Verghese Kurien, father of the “White Revolution” and founder of the cooperative dairy movement in the country, died in a hospital at Nadiad early on Sunday, aged 90. He breathed his last around 1.15 a.m. He is survived by wife Molly Kurien and daughter Nirmala.
Dr. Kurien’s body was brought to Anand, the small town in central Gujarat that was his home for the last six decades and which he made famous as “the milk capital of India.” It was kept at the Sardar hall of the Amul dairy, where thousands, indebted to him for their economic freedom, paid him their last respects.
He was cremated at ‘Kailash Bhumi,’ Anand’s ultra-modern crematorium, in the presence of hundreds of his admirers and staff of the milk cooperatives.
Dr. Kurien was admitted to the Muljibhai Patel Urological Hospital last week for kidney ailments.
Born in Kozhikode, Kerala, on November 26, 1921, Dr. Kurien, a mechanical engineer with dairy engineering as a minor subject, came to Anand in 1949 at the behest of the then Union Home Minister, Sardar Vallabhbhai Patel, to solve some problems of the local farmers. The problems were resolved, but Dr. Kurien could not leave Anand.
From one milk project to a larger one, the “Milkman of India” saw India emerge from a milk-deficient country into the largest milk producer in the world, overtaking even the once milk-abundant Netherlands.

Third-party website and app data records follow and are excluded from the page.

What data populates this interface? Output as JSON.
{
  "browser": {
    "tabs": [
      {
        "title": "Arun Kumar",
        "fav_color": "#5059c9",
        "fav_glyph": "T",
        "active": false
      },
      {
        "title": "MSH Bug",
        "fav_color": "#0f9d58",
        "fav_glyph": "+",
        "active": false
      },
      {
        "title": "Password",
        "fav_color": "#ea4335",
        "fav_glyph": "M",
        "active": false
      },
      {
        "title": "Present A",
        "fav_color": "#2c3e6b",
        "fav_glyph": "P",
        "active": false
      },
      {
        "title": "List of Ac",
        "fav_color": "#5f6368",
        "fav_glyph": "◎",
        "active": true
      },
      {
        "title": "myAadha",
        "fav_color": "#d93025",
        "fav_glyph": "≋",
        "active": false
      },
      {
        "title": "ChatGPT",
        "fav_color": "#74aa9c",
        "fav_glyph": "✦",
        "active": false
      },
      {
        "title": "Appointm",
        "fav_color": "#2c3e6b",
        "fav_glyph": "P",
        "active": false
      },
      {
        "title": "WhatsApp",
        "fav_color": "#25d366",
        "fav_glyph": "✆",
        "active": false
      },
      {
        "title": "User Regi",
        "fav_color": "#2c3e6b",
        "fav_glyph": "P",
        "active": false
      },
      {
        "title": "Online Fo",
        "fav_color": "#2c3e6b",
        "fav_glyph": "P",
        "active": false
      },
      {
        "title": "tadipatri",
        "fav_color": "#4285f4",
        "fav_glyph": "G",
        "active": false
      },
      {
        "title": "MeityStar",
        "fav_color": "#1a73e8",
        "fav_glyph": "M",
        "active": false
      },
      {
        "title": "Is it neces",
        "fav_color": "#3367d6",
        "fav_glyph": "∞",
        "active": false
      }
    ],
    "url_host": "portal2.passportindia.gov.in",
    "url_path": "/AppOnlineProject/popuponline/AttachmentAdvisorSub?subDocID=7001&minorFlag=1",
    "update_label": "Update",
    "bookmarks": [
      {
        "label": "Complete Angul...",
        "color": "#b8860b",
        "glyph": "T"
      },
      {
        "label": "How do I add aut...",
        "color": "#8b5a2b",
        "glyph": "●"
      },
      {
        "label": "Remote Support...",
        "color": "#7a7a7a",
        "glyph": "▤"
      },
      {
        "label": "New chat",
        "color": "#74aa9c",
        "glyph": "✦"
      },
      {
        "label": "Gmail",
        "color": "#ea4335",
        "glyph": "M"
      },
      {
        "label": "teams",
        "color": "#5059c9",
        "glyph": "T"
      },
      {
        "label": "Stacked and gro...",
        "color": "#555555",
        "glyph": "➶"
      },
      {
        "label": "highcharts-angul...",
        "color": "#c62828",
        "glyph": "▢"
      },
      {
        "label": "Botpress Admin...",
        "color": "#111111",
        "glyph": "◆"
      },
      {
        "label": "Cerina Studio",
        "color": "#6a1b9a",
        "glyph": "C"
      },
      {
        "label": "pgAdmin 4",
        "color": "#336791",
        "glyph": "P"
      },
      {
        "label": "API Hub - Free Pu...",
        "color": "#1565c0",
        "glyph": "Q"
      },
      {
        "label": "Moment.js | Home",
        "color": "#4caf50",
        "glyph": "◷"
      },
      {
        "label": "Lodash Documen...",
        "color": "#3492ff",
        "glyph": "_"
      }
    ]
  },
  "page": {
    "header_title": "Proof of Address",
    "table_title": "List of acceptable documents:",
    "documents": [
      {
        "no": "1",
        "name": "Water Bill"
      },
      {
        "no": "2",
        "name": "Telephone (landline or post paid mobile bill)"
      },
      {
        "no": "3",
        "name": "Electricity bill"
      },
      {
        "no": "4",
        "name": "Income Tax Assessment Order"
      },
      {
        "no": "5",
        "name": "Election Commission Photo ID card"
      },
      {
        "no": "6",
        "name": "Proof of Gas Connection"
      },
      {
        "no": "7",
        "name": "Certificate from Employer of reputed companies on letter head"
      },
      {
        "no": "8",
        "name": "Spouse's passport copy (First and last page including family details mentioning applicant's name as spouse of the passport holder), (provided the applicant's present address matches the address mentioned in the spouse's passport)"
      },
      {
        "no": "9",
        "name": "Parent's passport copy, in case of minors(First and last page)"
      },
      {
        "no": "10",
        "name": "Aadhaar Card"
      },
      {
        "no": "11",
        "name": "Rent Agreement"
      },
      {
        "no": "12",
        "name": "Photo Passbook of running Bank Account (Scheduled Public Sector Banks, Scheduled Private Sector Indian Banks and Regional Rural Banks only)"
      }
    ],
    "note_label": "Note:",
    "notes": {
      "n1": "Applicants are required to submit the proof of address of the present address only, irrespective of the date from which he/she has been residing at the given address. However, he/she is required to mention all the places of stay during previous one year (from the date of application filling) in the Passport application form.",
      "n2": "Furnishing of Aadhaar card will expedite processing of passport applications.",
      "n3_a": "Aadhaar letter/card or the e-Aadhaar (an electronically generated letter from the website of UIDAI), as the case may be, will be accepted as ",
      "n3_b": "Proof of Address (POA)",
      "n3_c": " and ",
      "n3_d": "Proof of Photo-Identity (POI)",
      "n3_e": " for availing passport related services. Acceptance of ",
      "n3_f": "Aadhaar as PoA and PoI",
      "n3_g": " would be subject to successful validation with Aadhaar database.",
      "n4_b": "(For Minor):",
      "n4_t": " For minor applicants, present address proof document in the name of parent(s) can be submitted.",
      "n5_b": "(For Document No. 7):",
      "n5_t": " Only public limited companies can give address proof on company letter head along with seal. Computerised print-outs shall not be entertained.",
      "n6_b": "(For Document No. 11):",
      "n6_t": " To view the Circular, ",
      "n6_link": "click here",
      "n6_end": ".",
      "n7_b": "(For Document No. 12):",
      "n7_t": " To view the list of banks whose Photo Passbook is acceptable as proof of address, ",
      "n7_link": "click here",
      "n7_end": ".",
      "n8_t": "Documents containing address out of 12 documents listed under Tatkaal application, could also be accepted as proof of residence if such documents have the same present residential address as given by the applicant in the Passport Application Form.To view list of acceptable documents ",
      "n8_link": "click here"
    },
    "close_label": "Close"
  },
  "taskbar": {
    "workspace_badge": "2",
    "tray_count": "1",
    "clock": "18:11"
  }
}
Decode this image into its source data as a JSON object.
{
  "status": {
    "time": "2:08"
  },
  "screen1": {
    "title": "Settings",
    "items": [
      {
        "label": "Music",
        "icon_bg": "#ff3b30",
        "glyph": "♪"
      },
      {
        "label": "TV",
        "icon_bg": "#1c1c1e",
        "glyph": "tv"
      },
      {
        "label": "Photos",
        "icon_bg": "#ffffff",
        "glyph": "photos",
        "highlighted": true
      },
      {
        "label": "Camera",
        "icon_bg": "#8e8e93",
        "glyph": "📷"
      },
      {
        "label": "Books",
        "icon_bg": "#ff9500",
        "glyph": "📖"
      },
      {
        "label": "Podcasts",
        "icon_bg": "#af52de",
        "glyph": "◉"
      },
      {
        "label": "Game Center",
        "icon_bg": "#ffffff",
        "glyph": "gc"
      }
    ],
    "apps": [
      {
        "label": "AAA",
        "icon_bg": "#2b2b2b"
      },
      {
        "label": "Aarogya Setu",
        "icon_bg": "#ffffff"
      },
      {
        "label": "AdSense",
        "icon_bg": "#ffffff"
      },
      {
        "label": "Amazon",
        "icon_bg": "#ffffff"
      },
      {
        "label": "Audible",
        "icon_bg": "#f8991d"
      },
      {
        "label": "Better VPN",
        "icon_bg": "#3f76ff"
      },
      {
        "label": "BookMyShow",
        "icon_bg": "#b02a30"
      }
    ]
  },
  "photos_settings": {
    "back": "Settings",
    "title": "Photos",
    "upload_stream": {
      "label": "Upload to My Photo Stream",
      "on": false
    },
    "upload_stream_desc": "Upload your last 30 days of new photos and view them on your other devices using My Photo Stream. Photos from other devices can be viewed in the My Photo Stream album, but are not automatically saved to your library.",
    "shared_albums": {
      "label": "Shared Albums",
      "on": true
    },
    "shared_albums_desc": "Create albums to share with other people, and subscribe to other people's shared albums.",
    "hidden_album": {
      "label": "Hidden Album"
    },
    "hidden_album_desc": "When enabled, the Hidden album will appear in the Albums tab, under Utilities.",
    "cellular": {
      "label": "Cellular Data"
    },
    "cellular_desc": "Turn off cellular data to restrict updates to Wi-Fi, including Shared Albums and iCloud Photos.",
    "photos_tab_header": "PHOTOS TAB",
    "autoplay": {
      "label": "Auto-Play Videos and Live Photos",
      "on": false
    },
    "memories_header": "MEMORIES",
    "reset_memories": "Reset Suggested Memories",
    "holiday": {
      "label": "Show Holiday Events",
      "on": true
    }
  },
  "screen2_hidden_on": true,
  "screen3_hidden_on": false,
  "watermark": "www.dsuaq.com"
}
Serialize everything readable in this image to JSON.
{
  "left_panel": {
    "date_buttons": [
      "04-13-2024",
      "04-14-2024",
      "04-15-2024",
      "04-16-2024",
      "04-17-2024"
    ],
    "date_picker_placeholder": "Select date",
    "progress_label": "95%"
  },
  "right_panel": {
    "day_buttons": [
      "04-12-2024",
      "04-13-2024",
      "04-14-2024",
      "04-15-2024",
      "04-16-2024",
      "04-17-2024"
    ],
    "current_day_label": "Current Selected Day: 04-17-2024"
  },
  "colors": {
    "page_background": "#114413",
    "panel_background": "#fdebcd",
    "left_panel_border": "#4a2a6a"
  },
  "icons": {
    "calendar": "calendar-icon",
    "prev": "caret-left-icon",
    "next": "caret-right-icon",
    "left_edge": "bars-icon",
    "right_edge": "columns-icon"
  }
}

It is because of Dr. Kurien that India today contributes about 17 per cent of the total milk production in the world. Amul, with a turnover of over Rs. 13,000 crore, is Asia’s top milk-producing brand and is counted, with one of the best recall values, among the world’s leading brands in any sector.